A cardiac catheterization can check blood flow in the coronary arteries, check blood flow and blood pressure in the chambers of the heart, find out how well the heart valves work, and check for defects in the way the wall of the heart moves. In children, this test is used to check for heart problems that have been present since birth (congenital heart defect). – More information at Mayo Clinic
An echocardiogram (also called an echo) is a type of ultrasound test that uses high-pitched sound waves that are sent through a device called a transducer. The device picks up echoes of the sound waves as they bounce off the different parts of your heart. These echoes are turned into moving pictures of your heart that can be seen on a video screen. – More information at Mayo Clinic

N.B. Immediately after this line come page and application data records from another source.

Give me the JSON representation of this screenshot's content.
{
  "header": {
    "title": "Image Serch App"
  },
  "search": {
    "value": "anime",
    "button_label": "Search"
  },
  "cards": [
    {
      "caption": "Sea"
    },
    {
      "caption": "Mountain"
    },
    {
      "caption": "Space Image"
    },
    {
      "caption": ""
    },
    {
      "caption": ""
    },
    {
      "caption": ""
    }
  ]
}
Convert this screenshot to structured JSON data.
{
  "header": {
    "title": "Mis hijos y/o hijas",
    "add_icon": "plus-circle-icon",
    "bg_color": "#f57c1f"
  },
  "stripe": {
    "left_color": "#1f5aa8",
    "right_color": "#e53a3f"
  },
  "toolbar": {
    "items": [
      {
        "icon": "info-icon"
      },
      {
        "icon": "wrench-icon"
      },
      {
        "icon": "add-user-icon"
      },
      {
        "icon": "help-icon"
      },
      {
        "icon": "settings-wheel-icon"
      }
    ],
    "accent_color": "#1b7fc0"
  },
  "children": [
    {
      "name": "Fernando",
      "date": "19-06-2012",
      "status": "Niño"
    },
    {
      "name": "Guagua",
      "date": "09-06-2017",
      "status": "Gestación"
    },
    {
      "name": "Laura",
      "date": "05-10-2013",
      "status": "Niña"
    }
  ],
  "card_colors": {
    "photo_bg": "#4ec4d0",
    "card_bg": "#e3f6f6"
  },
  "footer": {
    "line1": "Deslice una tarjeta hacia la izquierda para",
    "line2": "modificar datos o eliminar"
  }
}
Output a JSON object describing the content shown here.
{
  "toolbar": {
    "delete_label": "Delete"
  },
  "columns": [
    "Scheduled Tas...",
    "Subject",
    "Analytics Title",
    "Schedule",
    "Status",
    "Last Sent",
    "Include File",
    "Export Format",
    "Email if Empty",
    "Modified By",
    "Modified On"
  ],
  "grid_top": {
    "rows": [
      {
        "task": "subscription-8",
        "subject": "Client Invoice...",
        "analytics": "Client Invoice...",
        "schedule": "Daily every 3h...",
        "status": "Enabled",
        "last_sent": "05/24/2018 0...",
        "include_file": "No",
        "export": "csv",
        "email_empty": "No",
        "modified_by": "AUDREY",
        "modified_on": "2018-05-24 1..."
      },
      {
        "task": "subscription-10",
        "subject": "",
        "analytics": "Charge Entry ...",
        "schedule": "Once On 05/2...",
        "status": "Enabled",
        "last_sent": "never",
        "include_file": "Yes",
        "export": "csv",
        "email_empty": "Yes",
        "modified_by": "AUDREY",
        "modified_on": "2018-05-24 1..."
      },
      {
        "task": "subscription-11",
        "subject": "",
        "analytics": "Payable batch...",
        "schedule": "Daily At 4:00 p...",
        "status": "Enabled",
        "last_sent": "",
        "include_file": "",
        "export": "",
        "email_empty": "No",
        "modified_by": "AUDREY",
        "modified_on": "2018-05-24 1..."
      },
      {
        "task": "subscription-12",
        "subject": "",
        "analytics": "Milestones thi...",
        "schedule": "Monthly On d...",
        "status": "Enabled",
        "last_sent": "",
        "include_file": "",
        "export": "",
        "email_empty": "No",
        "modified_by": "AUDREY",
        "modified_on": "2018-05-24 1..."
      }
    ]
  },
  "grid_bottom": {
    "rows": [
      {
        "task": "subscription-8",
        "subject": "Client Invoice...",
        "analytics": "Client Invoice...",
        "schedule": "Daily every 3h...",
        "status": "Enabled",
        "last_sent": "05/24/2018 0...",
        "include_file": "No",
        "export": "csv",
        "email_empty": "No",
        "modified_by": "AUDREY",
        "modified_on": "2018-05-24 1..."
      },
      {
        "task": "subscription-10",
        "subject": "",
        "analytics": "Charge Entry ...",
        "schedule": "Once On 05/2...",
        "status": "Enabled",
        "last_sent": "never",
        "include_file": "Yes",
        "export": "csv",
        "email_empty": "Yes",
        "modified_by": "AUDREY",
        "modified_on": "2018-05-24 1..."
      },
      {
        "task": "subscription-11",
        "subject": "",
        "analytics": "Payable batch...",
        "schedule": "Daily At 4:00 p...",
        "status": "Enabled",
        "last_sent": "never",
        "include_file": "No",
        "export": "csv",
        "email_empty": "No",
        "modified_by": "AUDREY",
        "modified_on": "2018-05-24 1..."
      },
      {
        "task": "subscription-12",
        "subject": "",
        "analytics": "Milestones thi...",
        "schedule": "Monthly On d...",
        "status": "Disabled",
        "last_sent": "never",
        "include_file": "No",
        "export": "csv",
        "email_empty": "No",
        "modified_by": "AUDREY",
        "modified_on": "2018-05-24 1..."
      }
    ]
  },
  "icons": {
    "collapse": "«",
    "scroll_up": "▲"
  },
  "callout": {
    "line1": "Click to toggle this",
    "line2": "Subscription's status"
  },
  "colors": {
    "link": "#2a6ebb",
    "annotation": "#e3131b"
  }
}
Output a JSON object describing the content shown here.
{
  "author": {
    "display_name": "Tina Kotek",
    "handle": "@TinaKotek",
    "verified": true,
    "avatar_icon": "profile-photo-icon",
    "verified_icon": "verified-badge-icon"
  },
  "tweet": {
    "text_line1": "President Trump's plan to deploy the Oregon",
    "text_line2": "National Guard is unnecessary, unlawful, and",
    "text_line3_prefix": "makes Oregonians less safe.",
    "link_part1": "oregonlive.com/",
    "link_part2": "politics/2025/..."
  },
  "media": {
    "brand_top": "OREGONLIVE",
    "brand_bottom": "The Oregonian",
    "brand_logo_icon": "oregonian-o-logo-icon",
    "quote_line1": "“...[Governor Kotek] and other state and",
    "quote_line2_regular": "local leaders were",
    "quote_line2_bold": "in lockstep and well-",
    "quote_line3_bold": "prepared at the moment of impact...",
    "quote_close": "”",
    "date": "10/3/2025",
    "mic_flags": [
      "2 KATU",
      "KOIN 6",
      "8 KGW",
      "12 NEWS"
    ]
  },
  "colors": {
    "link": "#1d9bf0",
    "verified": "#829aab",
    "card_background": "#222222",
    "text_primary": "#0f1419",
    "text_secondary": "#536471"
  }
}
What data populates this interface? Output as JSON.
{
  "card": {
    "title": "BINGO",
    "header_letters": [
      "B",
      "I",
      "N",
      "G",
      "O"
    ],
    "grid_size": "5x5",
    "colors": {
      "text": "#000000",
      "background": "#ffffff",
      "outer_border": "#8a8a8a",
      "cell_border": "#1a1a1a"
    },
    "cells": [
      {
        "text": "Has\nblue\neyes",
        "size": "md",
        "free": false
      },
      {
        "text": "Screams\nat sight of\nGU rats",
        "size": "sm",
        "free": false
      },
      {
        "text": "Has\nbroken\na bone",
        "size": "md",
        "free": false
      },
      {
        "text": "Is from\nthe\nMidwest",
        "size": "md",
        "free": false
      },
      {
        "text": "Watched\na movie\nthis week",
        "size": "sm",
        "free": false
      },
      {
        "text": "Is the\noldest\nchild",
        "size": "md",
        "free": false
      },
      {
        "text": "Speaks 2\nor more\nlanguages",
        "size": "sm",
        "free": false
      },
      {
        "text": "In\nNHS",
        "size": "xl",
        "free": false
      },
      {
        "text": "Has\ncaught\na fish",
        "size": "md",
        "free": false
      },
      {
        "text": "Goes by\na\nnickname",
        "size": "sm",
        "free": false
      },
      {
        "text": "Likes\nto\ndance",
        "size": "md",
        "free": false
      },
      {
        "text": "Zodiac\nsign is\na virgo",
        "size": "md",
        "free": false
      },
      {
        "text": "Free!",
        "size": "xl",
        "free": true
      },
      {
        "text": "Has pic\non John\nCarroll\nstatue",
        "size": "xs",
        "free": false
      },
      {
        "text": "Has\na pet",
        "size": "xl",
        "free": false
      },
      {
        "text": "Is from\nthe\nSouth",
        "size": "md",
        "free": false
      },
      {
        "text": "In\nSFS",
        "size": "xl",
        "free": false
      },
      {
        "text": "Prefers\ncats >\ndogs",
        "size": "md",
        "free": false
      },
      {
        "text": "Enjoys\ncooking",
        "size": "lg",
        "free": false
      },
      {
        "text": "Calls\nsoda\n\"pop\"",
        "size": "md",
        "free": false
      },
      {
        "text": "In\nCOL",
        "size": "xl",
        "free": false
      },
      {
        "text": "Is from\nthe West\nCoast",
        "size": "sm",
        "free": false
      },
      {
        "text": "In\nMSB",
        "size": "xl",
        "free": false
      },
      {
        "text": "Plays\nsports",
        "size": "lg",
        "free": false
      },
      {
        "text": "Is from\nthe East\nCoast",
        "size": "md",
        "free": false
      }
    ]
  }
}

An electrophysiology (EP) study is a test that records the electrical activity and the electrical pathways of your heart. This test is used to help determine the cause of your heart rhythm disturbance and the best treatment for you. During the EP study, your doctor will safely reproduce your abnormal heart rhythm and then may give you different medications to see which one controls it best or to determine the best procedure or device to treat your heart rhythm. – More information at Mayo Clinic
Pacemakers & Defibrillators
The normal, healthy heart has its own pacemaker that regulates the rate at which the heart beats. However, some hearts don’t beat regularly. Often, a pacemaker device can correct the problem. A pacemaker is a small device that sends electrical impulses to the heart muscle to maintain a suitable heart rate and rhythm. A pacemaker may also be used to treat fainting spells (syncope), congestive heart failure, and, rarely, hypertrophic cardiomyopathy. – More information at Mayo Clinic
Cardiac Stress Testing
A stress test can be used to test for heart disease. Stress tests are tests performed by a doctor and/or trained technician to determine the amount of stress that your heart can manage before developing either an abnormal rhythm or evidence of ischemia (not enough blood flow to the heart muscle). The most commonly performed stress test is the exercise stress test. – More information at Mayo Clinic
Cardiac Resynchronization Therapy
In the normal heart, the heart’s lower chambers (ventricles) pump at the same time and in sync with the heart’s upper chambers (atria). When a person has heart failure, often the right and left ventricles do not pump together. And when the heart’s contractions become out of sync, the left ventricle is not able to pump enough blood to the body.
This eventually leads to an increase in heart failure symptoms, such as shortness of breath, dry cough, swelling in the ankles or legs, weight gain, increased urination, fatigue, or rapid or irregular heartbeat. Cardiac resynchronization therapy (CRT), also called biventricular pacing, uses a special kind of pacemaker, called a biventricular pacemaker, designed to help the ventricles contract more normally. – More information at Mayo Clinic
Head-Up Tilt Table Testing
The head-up tilt table test is a way to find out the cause of fainting spells (syncope). It measures the difference in heart rate and blood pressure when standing up or lying down. The test involves lying on a stretcher and being tilted at different angles (30 to 60 degrees) for a period of time while your blood pressure, electrocardiogram, and your oxygen level are monitored. – More information at Mayo Clinic
Heart Failure Services
Comprehensive services to assess a patient’s cardiac condition. Non-invasive measurement of the fluid in the lungs.
Monitoring patients with arrhythmia or an irregular heartbeat in an outpatient setting.